I had a ritual once of lighting a candle and writing by its light and blowing it out when I was done for the night … also kneeling and praying before starting (I got that from a French movie about George Frideric Handel) … but now I simply hate to write. My superstition? I’m beginning to suspect the full moon. Also I’m hung up on the number nine though I’m told a Piscean like myself should stick to number seven; but I try to do nine touchdowns a day, that is, I stand on my head in the bathroom, on a slipper, and touch the floor nine times with my toe tips, while balanced. This is incidentally more than yoga, it’s an athletic feat, I mean imagine calling me ‘unbalanced’ after that. Frankly I do feel that my mind is going. So another ‘ritual’ as you call it, is to pray to Jesus to preserve my sanity and my energy so I can help my family: that being my paralyzed mother, and my wife, and the ever-present kitties. Okay?
- Jack Kerouac on his writing rituals and superstitions, 1968
I would like to watch you sleeping, which may not happen. I would like to watch you, sleeping. I would like to sleep with you, to enter your sleep as its smooth dark wave slides over my head
and walk with you through that lucent wavering forest of bluegreen leaves with its watery sun & three moons towards the cave where you must descend, towards your worst fear

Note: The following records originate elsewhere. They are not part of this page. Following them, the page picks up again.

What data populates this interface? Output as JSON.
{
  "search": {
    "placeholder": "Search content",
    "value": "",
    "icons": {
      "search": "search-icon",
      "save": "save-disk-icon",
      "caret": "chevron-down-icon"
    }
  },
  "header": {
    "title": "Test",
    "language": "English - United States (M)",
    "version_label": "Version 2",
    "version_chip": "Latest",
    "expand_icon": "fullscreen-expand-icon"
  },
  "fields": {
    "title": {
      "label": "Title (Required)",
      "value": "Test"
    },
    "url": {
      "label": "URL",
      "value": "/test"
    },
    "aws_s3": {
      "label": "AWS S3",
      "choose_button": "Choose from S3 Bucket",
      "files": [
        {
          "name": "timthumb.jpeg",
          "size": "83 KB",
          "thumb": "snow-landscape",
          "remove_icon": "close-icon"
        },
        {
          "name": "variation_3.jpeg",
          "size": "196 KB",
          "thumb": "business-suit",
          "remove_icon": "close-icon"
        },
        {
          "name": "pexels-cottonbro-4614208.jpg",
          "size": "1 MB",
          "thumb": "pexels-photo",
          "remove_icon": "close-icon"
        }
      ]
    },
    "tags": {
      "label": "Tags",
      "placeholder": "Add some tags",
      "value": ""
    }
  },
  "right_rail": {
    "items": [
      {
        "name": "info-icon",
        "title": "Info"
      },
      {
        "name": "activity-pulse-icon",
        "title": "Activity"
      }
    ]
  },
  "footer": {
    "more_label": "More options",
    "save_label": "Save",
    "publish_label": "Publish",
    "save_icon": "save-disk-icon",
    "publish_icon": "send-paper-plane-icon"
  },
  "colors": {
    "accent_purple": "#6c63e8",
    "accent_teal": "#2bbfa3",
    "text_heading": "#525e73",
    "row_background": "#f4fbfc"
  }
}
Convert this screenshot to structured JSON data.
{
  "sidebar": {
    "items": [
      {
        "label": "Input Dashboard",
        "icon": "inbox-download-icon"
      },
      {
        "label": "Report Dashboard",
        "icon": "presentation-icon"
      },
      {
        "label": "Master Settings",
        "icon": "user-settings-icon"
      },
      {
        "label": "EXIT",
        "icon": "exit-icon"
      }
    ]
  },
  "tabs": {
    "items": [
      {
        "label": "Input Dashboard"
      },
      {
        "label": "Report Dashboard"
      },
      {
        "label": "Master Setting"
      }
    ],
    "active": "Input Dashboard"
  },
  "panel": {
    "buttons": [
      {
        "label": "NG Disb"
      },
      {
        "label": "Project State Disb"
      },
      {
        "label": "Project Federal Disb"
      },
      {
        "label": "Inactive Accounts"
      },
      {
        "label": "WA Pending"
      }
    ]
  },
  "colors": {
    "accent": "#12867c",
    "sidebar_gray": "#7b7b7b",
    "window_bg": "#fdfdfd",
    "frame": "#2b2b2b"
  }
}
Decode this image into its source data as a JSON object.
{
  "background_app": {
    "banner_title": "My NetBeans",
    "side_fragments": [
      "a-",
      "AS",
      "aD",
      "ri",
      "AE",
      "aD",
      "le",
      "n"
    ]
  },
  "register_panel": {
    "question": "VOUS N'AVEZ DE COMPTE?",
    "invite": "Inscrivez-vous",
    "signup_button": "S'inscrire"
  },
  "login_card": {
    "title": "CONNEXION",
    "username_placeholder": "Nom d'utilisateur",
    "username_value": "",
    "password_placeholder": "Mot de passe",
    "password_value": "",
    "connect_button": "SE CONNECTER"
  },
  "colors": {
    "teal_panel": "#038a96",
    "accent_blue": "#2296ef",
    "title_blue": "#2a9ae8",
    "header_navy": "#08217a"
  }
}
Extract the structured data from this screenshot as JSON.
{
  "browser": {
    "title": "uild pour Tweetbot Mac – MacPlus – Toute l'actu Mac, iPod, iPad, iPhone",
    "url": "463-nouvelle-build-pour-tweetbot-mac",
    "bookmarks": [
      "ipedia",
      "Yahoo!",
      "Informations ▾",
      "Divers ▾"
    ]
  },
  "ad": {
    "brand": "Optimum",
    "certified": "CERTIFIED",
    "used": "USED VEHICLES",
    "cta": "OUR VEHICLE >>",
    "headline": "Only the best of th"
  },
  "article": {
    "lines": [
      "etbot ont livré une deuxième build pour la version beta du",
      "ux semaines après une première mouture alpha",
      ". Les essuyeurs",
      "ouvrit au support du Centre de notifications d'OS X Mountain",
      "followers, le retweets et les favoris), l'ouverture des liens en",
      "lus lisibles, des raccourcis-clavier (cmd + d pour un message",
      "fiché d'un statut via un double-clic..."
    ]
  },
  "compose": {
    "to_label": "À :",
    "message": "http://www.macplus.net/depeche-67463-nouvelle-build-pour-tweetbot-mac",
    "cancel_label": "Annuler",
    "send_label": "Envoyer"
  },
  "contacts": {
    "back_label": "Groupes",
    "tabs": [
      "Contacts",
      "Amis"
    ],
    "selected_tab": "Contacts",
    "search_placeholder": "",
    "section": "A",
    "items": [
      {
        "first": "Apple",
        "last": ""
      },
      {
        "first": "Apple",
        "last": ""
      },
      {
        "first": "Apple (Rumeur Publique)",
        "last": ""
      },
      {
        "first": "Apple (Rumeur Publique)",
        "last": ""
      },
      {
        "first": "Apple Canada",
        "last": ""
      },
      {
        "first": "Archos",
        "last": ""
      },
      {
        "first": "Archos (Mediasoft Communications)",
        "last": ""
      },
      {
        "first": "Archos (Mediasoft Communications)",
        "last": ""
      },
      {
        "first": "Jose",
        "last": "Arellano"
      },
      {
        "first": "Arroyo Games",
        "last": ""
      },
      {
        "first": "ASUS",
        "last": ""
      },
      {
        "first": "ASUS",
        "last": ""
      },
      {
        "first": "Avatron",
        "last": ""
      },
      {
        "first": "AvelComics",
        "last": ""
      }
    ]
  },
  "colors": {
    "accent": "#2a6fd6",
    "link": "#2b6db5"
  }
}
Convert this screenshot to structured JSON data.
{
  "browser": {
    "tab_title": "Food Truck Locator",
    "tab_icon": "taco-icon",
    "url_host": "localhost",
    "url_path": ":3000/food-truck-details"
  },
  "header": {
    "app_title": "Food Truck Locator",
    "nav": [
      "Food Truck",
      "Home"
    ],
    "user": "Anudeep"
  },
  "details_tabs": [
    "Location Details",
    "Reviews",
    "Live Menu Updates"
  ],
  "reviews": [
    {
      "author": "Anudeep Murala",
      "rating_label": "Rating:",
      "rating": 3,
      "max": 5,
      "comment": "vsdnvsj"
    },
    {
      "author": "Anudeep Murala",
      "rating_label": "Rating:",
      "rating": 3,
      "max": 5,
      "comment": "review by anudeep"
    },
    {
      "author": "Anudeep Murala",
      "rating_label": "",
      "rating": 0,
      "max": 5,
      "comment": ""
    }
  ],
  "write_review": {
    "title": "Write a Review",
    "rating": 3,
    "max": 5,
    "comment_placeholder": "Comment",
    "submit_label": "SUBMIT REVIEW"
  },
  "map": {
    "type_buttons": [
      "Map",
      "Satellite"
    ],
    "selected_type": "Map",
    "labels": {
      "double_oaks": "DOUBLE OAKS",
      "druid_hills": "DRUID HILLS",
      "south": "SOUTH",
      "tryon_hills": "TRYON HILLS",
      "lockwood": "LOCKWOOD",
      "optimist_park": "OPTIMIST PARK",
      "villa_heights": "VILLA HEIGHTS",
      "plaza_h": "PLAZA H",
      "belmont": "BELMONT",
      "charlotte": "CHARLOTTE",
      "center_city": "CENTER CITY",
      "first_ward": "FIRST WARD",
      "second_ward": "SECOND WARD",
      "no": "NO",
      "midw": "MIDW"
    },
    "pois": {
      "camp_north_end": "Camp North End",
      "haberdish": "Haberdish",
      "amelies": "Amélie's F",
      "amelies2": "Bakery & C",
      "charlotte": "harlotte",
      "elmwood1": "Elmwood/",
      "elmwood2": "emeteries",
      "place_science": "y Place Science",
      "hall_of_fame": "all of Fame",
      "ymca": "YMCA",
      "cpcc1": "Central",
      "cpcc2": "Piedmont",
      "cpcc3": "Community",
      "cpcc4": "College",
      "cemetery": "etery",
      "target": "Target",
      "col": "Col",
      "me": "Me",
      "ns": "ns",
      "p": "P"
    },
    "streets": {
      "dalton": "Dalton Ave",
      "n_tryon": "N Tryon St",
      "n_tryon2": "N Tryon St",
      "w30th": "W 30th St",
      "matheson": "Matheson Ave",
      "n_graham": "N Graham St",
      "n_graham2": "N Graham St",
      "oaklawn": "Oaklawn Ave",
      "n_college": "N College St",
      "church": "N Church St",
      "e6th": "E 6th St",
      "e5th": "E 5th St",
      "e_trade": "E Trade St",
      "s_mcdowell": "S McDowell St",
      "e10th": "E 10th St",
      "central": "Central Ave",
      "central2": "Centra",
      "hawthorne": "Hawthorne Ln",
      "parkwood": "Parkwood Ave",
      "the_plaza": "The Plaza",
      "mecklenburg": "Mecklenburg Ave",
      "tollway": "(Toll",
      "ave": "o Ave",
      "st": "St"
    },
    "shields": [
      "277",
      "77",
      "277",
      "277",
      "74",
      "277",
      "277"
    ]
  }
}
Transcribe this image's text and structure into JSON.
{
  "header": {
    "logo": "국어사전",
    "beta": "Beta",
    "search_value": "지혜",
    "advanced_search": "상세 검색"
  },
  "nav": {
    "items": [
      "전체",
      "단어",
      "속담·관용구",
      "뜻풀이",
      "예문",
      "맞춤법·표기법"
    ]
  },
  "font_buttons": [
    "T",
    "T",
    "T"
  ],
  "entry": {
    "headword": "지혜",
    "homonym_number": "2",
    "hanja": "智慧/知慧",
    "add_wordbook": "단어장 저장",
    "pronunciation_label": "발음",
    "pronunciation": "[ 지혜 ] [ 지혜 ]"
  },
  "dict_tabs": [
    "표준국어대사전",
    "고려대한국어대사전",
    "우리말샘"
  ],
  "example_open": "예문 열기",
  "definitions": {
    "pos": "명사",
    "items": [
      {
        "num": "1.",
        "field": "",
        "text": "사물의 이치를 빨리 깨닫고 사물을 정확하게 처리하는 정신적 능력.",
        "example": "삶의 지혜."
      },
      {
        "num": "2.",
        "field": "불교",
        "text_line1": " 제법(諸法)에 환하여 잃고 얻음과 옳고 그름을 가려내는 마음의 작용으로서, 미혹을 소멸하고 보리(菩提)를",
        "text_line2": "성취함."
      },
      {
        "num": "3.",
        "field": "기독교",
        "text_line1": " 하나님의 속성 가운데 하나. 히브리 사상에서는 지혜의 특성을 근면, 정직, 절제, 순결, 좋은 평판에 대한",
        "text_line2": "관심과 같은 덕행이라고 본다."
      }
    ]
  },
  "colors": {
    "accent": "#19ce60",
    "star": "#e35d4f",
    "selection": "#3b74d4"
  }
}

I would like to give you the silver branch, the small white flower, the one word that will protect you from the grief at the center of your dream, from the grief at the center I would like to follow you up the long stairway again & become the boat that would row you back carefully, a flame in two cupped hands to where your body lies beside me, and as you enter it as easily as breathing in
I would like to be the air that inhabits you for a moment only. I would like to be that unnoticed & that necessary.
Everyone forgets that Icarus also flew. It’s the same when love comes to an end, or the marriage fails and people say they knew it was a mistake, that everybody said it would never work. That she was old enough to know better. But anything worth doing is worth doing badly. Like being there by that summer ocean on the other side of the island while love was fading out of her, the stars burning so extravagantly those nights that anyone could tell you they would never last. Every morning she was asleep in my bed like a visitation, the gentleness in her like antelope standing in the dawn mist. Each afternoon I watched her coming back through the hot stony field after swimming, the sea light behind her and the huge sky on the other side of that. Listened to her while we ate lunch. How can they say the marriage failed? Like the people who came back from Provence (when it was Provence) and said it was pretty but the food was greasy. I believe Icarus was not failing as he fell, but just coming to the end of his triumph.
“How can the future be molded with hands full of baggage labeled ‘What Was’ and ‘What Could’ve Been?’ Where can you go with all that stuff, and how much fun will you have with it when you get there? Leave those bags behind, and hope they stay lost before you get to your next destination. All right, take a few souvenirs if you must, but just nice stuff. No junk.”—Michael Rawls